National lockdowns and local travel restrictions have hit small medium enterprises hard, while international travel restrictions halted movement of both good and people, delivering by far some of the heaviest and worst catastrophic blows on the diamond industry and tourism sector, the likes of which this country has never seen before on its largest economic sectors.
As Minister Matsheka faces parliament next month, the reality on the ground is that Botswana’s national current cash resource, the Government Investment Account (GIA) is depleting at lightning speed.
On the other hand the COVID-19 economic mess is prevailing, the virus is reported to have taken a new dangerous shape of a deadly variant, spreading like fueled veld fire and causing some of the world’s super powers back to tough restrictions of lockdown.
According official figures released by Bank of Botswana, in October 2020 the GIA was running at P6 billion compared to the P18.3 billion held in the account in October 2019.
However reports indicate that the account could be currently holding just about P3 billion. The draw down from the GIA has been by exacerbated by declining diamond revenue, the country‘s largest cash cow. The sector was experiencing significant revenue decline even before COVID-19 struck.
When the National Development Plan (NDP) 11 commenced three (3) financial years ago, government announced that the first half of the NDP would run at a budget deficits.
This as explained by Minister of Finance in 2017 would be occasioned by decline in diamond revenue mainly due to government forfeiting some of its dividend from Debswana to fund mine expansion projects.
Cumulatively, since 2017/18 to 2019/20 financial year the budget deficit totaled to over P16 billion, of which was financed by both external and domestic borrowing and drawing down from government cash balances.
Taking into account the COVID-19 economic mess in 2020/21 financial year, the budget deficit could add up to P20 billion after revised figures.
Drawing down from government cash balances to finance these budget deficits meant significant withdrawals from the Government Investment Account, hence the near depletion of this buffer.
Meanwhile should Botswana’s revenue streams completely dry up to zero levels; the country would only have 11 months, before calling out for humanitarian aids and international donors, because foreign reserves are also on slow down.
During 2019, the foreign exchange reserves declined by 8.7 percent, from Seventy One Billion, Four Hundred Million Pula (P71.4 billion) in December 2018 to Sixty Five Billion, Three Hundred Million Pula (P65.3 billion) in December 2019.
The reserves declined further in 2020, falling by 2.3 percent to Sixty Three Billion, Seven Hundred Million Pula (P63.7 billion) in July 2020. This was revealed by President Masisi during State of the Nation Address in November last year.
The decrease was mainly due to foreign exchange outflows associated with Government obligations and economy-wide import requirements.
However latest statistics(October 2020) from Bank of Botswana reveal that Botswana’s foreign reserves are estimated at P58.4 billion, with government’s share of these funds significantly low.
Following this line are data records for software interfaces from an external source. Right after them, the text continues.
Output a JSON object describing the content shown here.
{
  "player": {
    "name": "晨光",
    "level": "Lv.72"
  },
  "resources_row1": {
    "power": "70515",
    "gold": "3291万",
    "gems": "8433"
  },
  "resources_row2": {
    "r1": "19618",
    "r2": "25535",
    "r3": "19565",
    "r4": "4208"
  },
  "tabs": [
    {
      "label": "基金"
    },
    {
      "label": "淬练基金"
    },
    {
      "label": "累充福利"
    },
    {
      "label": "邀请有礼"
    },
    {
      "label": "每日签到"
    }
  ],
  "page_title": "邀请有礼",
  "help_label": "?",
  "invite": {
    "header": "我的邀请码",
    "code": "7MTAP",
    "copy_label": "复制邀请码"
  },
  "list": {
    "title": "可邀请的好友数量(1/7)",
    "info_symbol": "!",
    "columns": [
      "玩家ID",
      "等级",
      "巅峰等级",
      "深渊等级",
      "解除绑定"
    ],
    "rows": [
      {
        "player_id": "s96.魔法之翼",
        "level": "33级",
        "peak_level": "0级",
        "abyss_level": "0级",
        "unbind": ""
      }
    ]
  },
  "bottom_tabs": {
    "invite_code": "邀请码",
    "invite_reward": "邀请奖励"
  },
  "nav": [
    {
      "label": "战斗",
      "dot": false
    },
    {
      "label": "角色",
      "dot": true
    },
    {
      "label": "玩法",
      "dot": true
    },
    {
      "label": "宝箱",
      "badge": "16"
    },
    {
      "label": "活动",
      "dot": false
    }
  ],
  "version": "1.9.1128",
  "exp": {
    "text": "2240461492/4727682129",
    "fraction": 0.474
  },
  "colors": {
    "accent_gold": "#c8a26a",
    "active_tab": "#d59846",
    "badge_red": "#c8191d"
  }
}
Government has since introduced several measures to contain costs and control expenditure with the most recent intervention being the halting of recruitment in government departments and parastatals.
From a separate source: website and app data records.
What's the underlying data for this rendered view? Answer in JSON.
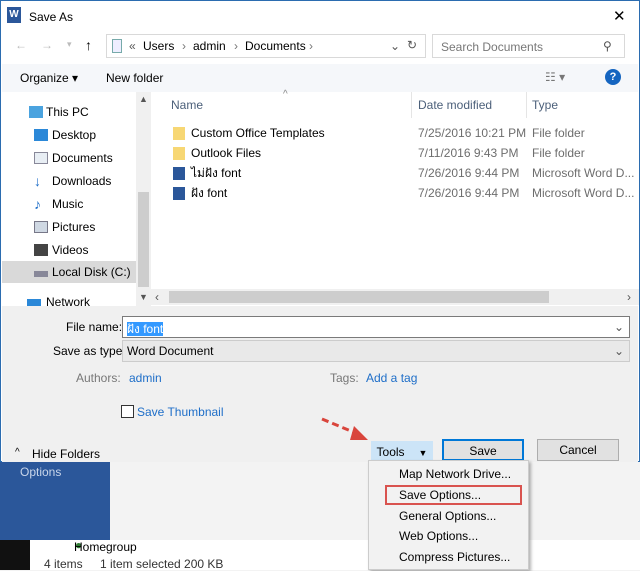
{
  "window": {
    "title": "Save As",
    "close": "✕"
  },
  "address": {
    "prefix": "«",
    "crumbs": [
      "Users",
      "admin",
      "Documents"
    ],
    "search_placeholder": "Search Documents"
  },
  "toolbar": {
    "organize": "Organize ▾",
    "new_folder": "New folder"
  },
  "nav": [
    {
      "label": "This PC",
      "icon": "computer-icon"
    },
    {
      "label": "Desktop",
      "icon": "desktop-icon"
    },
    {
      "label": "Documents",
      "icon": "documents-icon"
    },
    {
      "label": "Downloads",
      "icon": "downloads-icon"
    },
    {
      "label": "Music",
      "icon": "music-icon"
    },
    {
      "label": "Pictures",
      "icon": "pictures-icon"
    },
    {
      "label": "Videos",
      "icon": "videos-icon"
    },
    {
      "label": "Local Disk (C:)",
      "icon": "disk-icon"
    },
    {
      "label": "Network",
      "icon": "network-icon"
    }
  ],
  "columns": {
    "name": "Name",
    "date": "Date modified",
    "type": "Type"
  },
  "files": [
    {
      "name": "Custom Office Templates",
      "date": "7/25/2016 10:21 PM",
      "type": "File folder",
      "icon": "folder"
    },
    {
      "name": "Outlook Files",
      "date": "7/11/2016 9:43 PM",
      "type": "File folder",
      "icon": "folder"
    },
    {
      "name": "ไม่ฝัง font",
      "date": "7/26/2016 9:44 PM",
      "type": "Microsoft Word D...",
      "icon": "word"
    },
    {
      "name": "ฝัง font",
      "date": "7/26/2016 9:44 PM",
      "type": "Microsoft Word D...",
      "icon": "word"
    }
  ],
  "form": {
    "file_name_label": "File name:",
    "file_name": "ฝัง font",
    "type_label": "Save as type:",
    "type": "Word Document",
    "authors_label": "Authors:",
    "authors": "admin",
    "tags_label": "Tags:",
    "tags": "Add a tag",
    "thumbnail": "Save Thumbnail",
    "thumbnail_checked": false
  },
  "buttons": {
    "hide_folders": "Hide Folders",
    "tools": "Tools",
    "save": "Save",
    "cancel": "Cancel"
  },
  "tools_menu": [
    "Map Network Drive...",
    "Save Options...",
    "General Options...",
    "Web Options...",
    "Compress Pictures..."
  ],
  "highlighted_menu_item": "Save Options...",
  "background": {
    "options": "Options",
    "homegroup": "Homegroup",
    "status_items": "4 items",
    "status_selected": "1 item selected  200 KB"
  },
  "colors": {
    "accent": "#2b579a",
    "highlight": "#d9534f",
    "link": "#1e6ec8"
  }
}
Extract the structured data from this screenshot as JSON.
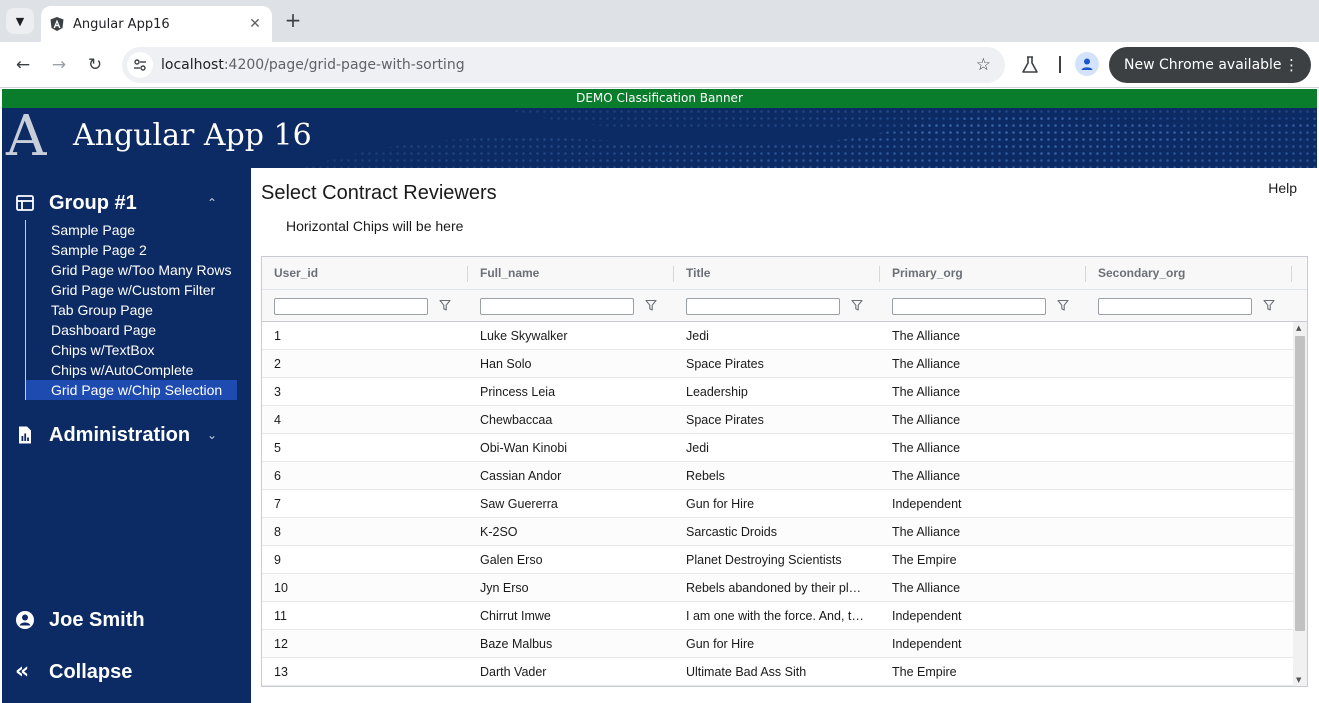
{
  "browser": {
    "tab_title": "Angular App16",
    "url_host": "localhost",
    "url_path": ":4200/page/grid-page-with-sorting",
    "update_label": "New Chrome available"
  },
  "app": {
    "classification_banner": "DEMO Classification Banner",
    "logo_letter": "A",
    "title": "Angular App 16"
  },
  "sidebar": {
    "group1": {
      "label": "Group #1",
      "items": [
        {
          "label": "Sample Page"
        },
        {
          "label": "Sample Page 2"
        },
        {
          "label": "Grid Page w/Too Many Rows"
        },
        {
          "label": "Grid Page w/Custom Filter"
        },
        {
          "label": "Tab Group Page"
        },
        {
          "label": "Dashboard Page"
        },
        {
          "label": "Chips w/TextBox"
        },
        {
          "label": "Chips w/AutoComplete"
        },
        {
          "label": "Grid Page w/Chip Selection",
          "active": true
        }
      ]
    },
    "group2": {
      "label": "Administration"
    },
    "user": {
      "label": "Joe Smith"
    },
    "collapse": {
      "label": "Collapse"
    }
  },
  "main": {
    "title": "Select Contract Reviewers",
    "help": "Help",
    "chips_placeholder": "Horizontal Chips will be here"
  },
  "grid": {
    "columns": [
      "User_id",
      "Full_name",
      "Title",
      "Primary_org",
      "Secondary_org"
    ],
    "rows": [
      [
        "1",
        "Luke Skywalker",
        "Jedi",
        "The Alliance",
        ""
      ],
      [
        "2",
        "Han Solo",
        "Space Pirates",
        "The Alliance",
        ""
      ],
      [
        "3",
        "Princess Leia",
        "Leadership",
        "The Alliance",
        ""
      ],
      [
        "4",
        "Chewbaccaa",
        "Space Pirates",
        "The Alliance",
        ""
      ],
      [
        "5",
        "Obi-Wan Kinobi",
        "Jedi",
        "The Alliance",
        ""
      ],
      [
        "6",
        "Cassian Andor",
        "Rebels",
        "The Alliance",
        ""
      ],
      [
        "7",
        "Saw Guererra",
        "Gun for Hire",
        "Independent",
        ""
      ],
      [
        "8",
        "K-2SO",
        "Sarcastic Droids",
        "The Alliance",
        ""
      ],
      [
        "9",
        "Galen Erso",
        "Planet Destroying Scientists",
        "The Empire",
        ""
      ],
      [
        "10",
        "Jyn Erso",
        "Rebels abandoned by their pla…",
        "The Alliance",
        ""
      ],
      [
        "11",
        "Chirrut Imwe",
        "I am one with the force. And, t…",
        "Independent",
        ""
      ],
      [
        "12",
        "Baze Malbus",
        "Gun for Hire",
        "Independent",
        ""
      ],
      [
        "13",
        "Darth Vader",
        "Ultimate Bad Ass Sith",
        "The Empire",
        ""
      ]
    ]
  },
  "colors": {
    "header_bg": "#0c2a63",
    "banner_green": "#0a7d2c",
    "active_item": "#1e4bb0"
  }
}
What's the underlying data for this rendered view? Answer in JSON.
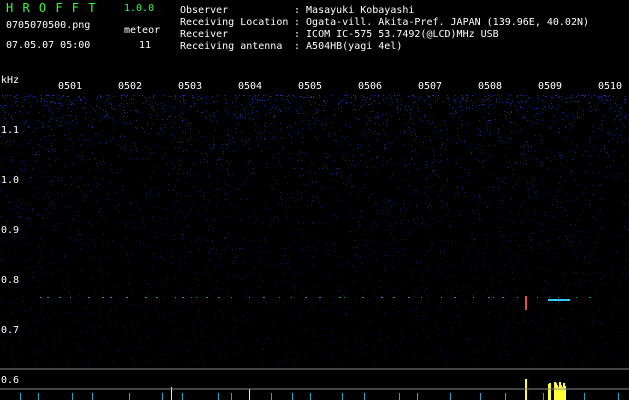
{
  "app": {
    "name": "H R O F F T",
    "version": "1.0.0",
    "file": "0705070500.png",
    "timestamp": "07.05.07 05:00",
    "meteor_label": "meteor",
    "meteor_count": "11"
  },
  "info": {
    "observer_label": "Observer",
    "observer_value": ": Masayuki Kobayashi",
    "location_label": "Receiving Location",
    "location_value": ": Ogata-vill. Akita-Pref. JAPAN (139.96E, 40.02N)",
    "receiver_label": "Receiver",
    "receiver_value": ": ICOM IC-575 53.7492(@LCD)MHz USB",
    "antenna_label": "Receiving antenna",
    "antenna_value": ": A504HB(yagi 4el)"
  },
  "axes": {
    "y_unit": "kHz",
    "y_ticks": [
      "1.1",
      "1.0",
      "0.9",
      "0.8",
      "0.7",
      "0.6"
    ],
    "x_ticks": [
      "0501",
      "0502",
      "0503",
      "0504",
      "0505",
      "0506",
      "0507",
      "0508",
      "0509",
      "0510"
    ]
  },
  "colors": {
    "background": "#000000",
    "header_green": "#33ff33",
    "noise_blue": "#2a2aa8",
    "echo_cyan": "#33ccff",
    "echo_yellow": "#ffff33",
    "guide_line": "#888888"
  }
}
Furthermore, Value Added Tax has been signaled to go up from 12% to 14% in April this year with more hikes and service fees anticipated as government embarks on unprecedented domestic revenue mobilization.